** GIVEN ENTRIES follows **
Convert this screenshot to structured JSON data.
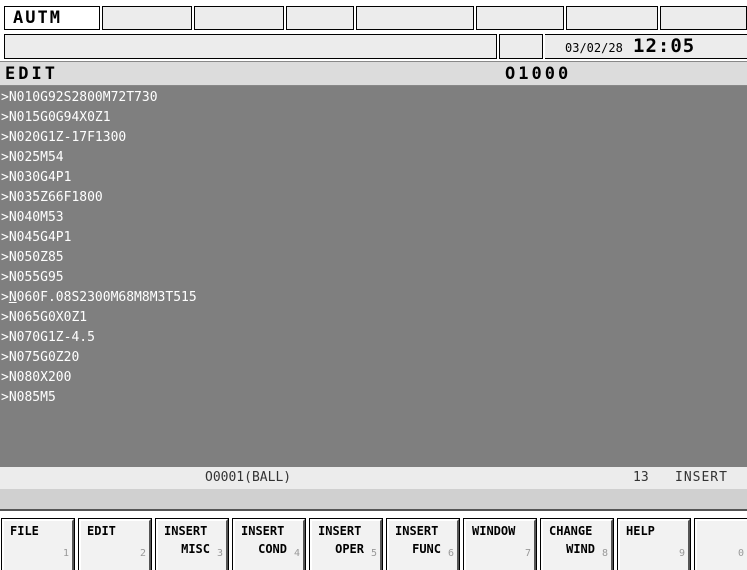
{
  "header": {
    "mode_tab": "AUTM",
    "date": "03/02/28",
    "time": "12:05"
  },
  "title_bar": {
    "mode": "EDIT",
    "program_number": "O1000"
  },
  "program": {
    "lines": [
      {
        "prefix": ">",
        "text": "N010G92S2800M72T730"
      },
      {
        "prefix": ">",
        "text": "N015G0G94X0Z1"
      },
      {
        "prefix": ">",
        "text": "N020G1Z-17F1300"
      },
      {
        "prefix": ">",
        "text": "N025M54"
      },
      {
        "prefix": ">",
        "text": "N030G4P1"
      },
      {
        "prefix": ">",
        "text": "N035Z66F1800"
      },
      {
        "prefix": ">",
        "text": "N040M53"
      },
      {
        "prefix": ">",
        "text": "N045G4P1"
      },
      {
        "prefix": ">",
        "text": "N050Z85"
      },
      {
        "prefix": ">",
        "text": "N055G95"
      },
      {
        "prefix": ">",
        "text": "N060F.08S2300M68M8M3T515",
        "cursor_char": "N",
        "rest": "060F.08S2300M68M8M3T515"
      },
      {
        "prefix": ">",
        "text": "N065G0X0Z1"
      },
      {
        "prefix": ">",
        "text": "N070G1Z-4.5"
      },
      {
        "prefix": ">",
        "text": "N075G0Z20"
      },
      {
        "prefix": ">",
        "text": "N080X200"
      },
      {
        "prefix": ">",
        "text": "N085M5"
      }
    ]
  },
  "status": {
    "program_name": "O0001(BALL)",
    "line_count": "13",
    "edit_mode": "INSERT"
  },
  "softkeys": [
    {
      "line1": "FILE",
      "line2": "",
      "number": "1"
    },
    {
      "line1": "EDIT",
      "line2": "",
      "number": "2"
    },
    {
      "line1": "INSERT",
      "line2": "MISC",
      "number": "3"
    },
    {
      "line1": "INSERT",
      "line2": "COND",
      "number": "4"
    },
    {
      "line1": "INSERT",
      "line2": "OPER",
      "number": "5"
    },
    {
      "line1": "INSERT",
      "line2": "FUNC",
      "number": "6"
    },
    {
      "line1": "WINDOW",
      "line2": "",
      "number": "7"
    },
    {
      "line1": "CHANGE",
      "line2": "WIND",
      "number": "8"
    },
    {
      "line1": "HELP",
      "line2": "",
      "number": "9"
    },
    {
      "line1": "",
      "line2": "",
      "number": "0"
    }
  ],
  "colors": {
    "program_background": "#7f7f7f",
    "program_text": "#ffffff",
    "panel_gray": "#ececec"
  }
}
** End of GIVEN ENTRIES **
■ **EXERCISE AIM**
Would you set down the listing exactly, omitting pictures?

■ **TASK RESULT**
Convert this screenshot to structured JSON data.
{
  "header": {
    "mode_tab": "AUTM",
    "date": "03/02/28",
    "time": "12:05"
  },
  "title_bar": {
    "mode": "EDIT",
    "program_number": "O1000"
  },
  "program": {
    "lines": [
      {
        "prefix": ">",
        "text": "N010G92S2800M72T730"
      },
      {
        "prefix": ">",
        "text": "N015G0G94X0Z1"
      },
      {
        "prefix": ">",
        "text": "N020G1Z-17F1300"
      },
      {
        "prefix": ">",
        "text": "N025M54"
      },
      {
        "prefix": ">",
        "text": "N030G4P1"
      },
      {
        "prefix": ">",
        "text": "N035Z66F1800"
      },
      {
        "prefix": ">",
        "text": "N040M53"
      },
      {
        "prefix": ">",
        "text": "N045G4P1"
      },
      {
        "prefix": ">",
        "text": "N050Z85"
      },
      {
        "prefix": ">",
        "text": "N055G95"
      },
      {
        "prefix": ">",
        "text": "N060F.08S2300M68M8M3T515",
        "cursor_char": "N",
        "rest": "060F.08S2300M68M8M3T515"
      },
      {
        "prefix": ">",
        "text": "N065G0X0Z1"
      },
      {
        "prefix": ">",
        "text": "N070G1Z-4.5"
      },
      {
        "prefix": ">",
        "text": "N075G0Z20"
      },
      {
        "prefix": ">",
        "text": "N080X200"
      },
      {
        "prefix": ">",
        "text": "N085M5"
      }
    ]
  },
  "status": {
    "program_name": "O0001(BALL)",
    "line_count": "13",
    "edit_mode": "INSERT"
  },
  "softkeys": [
    {
      "line1": "FILE",
      "line2": "",
      "number": "1"
    },
    {
      "line1": "EDIT",
      "line2": "",
      "number": "2"
    },
    {
      "line1": "INSERT",
      "line2": "MISC",
      "number": "3"
    },
    {
      "line1": "INSERT",
      "line2": "COND",
      "number": "4"
    },
    {
      "line1": "INSERT",
      "line2": "OPER",
      "number": "5"
    },
    {
      "line1": "INSERT",
      "line2": "FUNC",
      "number": "6"
    },
    {
      "line1": "WINDOW",
      "line2": "",
      "number": "7"
    },
    {
      "line1": "CHANGE",
      "line2": "WIND",
      "number": "8"
    },
    {
      "line1": "HELP",
      "line2": "",
      "number": "9"
    },
    {
      "line1": "",
      "line2": "",
      "number": "0"
    }
  ],
  "colors": {
    "program_background": "#7f7f7f",
    "program_text": "#ffffff",
    "panel_gray": "#ececec"
  }
}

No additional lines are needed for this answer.